■ **TASK BRIEF**: Your task is to extract the lines from the one holding "Extract the structured" through the end of the material. Set them down exactly and add nothing.
-----
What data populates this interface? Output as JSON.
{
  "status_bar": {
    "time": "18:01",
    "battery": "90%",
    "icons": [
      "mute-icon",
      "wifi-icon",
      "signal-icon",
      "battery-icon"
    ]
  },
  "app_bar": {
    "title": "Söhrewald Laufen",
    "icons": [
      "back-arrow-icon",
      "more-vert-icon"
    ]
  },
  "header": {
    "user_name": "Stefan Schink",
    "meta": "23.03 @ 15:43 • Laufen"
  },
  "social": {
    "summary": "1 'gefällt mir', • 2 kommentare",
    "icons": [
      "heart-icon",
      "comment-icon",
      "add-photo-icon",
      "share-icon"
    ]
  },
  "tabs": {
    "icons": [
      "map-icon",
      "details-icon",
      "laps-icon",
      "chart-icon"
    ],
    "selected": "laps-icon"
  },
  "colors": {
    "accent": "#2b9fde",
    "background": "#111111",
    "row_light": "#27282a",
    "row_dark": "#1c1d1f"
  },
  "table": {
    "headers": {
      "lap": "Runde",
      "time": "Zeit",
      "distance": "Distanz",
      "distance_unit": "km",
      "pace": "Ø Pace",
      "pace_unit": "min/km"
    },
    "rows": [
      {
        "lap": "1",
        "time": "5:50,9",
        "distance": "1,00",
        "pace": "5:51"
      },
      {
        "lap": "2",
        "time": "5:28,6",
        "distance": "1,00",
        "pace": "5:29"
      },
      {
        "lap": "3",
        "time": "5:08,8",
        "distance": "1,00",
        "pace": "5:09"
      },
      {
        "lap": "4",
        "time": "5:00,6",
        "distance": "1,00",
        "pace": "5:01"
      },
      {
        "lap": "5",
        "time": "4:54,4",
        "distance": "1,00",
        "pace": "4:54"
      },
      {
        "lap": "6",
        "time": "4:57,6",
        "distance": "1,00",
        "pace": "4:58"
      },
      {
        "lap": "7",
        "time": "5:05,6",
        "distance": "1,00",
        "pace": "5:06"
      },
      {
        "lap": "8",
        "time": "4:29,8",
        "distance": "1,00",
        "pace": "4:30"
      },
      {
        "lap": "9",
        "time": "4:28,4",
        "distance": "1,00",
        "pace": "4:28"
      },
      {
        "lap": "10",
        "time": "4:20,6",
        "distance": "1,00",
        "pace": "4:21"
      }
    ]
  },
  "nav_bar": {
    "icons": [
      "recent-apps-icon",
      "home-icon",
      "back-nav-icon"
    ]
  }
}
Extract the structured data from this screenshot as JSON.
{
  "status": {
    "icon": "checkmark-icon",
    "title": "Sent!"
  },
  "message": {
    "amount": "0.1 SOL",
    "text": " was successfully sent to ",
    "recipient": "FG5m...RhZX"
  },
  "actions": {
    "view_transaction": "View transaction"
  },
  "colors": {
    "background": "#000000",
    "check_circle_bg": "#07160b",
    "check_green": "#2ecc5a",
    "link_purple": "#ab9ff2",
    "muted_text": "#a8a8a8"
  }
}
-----
■ **WRITTEN SOLUTION**:
Extract the structured data from this screenshot as JSON.
{
  "status": {
    "icon": "checkmark-icon",
    "title": "Sent!"
  },
  "message": {
    "amount": "0.1 SOL",
    "text": " was successfully sent to ",
    "recipient": "FG5m...RhZX"
  },
  "actions": {
    "view_transaction": "View transaction"
  },
  "colors": {
    "background": "#000000",
    "check_circle_bg": "#07160b",
    "check_green": "#2ecc5a",
    "link_purple": "#ab9ff2",
    "muted_text": "#a8a8a8"
  }
}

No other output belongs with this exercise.